◆ **TASK DESCRIPTION**
Needed from the data below: all lines that contain the word "JSON".

◆ **EXERCISE DATA**
★ ★ ★ ★

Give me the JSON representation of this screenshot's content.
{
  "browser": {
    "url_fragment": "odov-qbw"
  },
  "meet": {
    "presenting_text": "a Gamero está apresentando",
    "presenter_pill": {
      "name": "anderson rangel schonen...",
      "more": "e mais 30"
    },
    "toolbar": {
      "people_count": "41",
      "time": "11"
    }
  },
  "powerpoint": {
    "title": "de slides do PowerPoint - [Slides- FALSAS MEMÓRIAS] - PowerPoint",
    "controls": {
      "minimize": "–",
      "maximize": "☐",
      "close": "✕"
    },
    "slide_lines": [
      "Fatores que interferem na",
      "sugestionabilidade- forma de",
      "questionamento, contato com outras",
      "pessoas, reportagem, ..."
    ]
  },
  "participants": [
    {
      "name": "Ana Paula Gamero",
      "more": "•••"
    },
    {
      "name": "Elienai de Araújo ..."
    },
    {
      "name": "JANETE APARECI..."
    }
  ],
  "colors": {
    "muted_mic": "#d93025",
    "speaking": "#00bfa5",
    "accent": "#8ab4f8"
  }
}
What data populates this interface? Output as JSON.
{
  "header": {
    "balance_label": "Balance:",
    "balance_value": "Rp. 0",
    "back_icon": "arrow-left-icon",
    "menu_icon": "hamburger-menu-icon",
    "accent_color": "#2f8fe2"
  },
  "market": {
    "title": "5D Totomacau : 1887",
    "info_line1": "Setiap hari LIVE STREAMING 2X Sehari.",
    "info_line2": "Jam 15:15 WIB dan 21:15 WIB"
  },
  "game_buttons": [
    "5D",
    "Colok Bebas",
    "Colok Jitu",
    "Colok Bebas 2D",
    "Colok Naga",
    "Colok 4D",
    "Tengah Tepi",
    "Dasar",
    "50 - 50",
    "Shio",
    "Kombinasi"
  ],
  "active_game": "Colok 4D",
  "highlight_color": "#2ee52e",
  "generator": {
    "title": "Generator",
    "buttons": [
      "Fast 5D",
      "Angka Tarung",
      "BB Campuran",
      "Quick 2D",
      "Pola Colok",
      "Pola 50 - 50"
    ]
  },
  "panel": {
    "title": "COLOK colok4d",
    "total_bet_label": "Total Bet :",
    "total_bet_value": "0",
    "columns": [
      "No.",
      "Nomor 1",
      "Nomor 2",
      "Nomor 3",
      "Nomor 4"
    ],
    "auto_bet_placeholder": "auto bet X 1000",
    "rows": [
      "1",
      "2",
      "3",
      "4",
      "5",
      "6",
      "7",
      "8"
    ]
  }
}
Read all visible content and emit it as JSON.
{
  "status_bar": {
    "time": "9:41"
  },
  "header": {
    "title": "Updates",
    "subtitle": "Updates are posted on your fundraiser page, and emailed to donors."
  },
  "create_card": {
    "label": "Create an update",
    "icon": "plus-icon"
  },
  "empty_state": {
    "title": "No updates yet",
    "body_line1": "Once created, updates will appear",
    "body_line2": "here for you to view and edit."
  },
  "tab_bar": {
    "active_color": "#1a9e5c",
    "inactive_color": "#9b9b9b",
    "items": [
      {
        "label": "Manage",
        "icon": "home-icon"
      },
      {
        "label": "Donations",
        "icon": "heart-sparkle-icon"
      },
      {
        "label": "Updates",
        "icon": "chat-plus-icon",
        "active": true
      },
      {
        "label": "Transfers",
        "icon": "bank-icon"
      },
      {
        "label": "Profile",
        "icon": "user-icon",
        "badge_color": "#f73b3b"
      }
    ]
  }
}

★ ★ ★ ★

◆ **TASK RESULT**
Give me the JSON representation of this screenshot's content.
What data populates this interface? Output as JSON.
Read all visible content and emit it as JSON.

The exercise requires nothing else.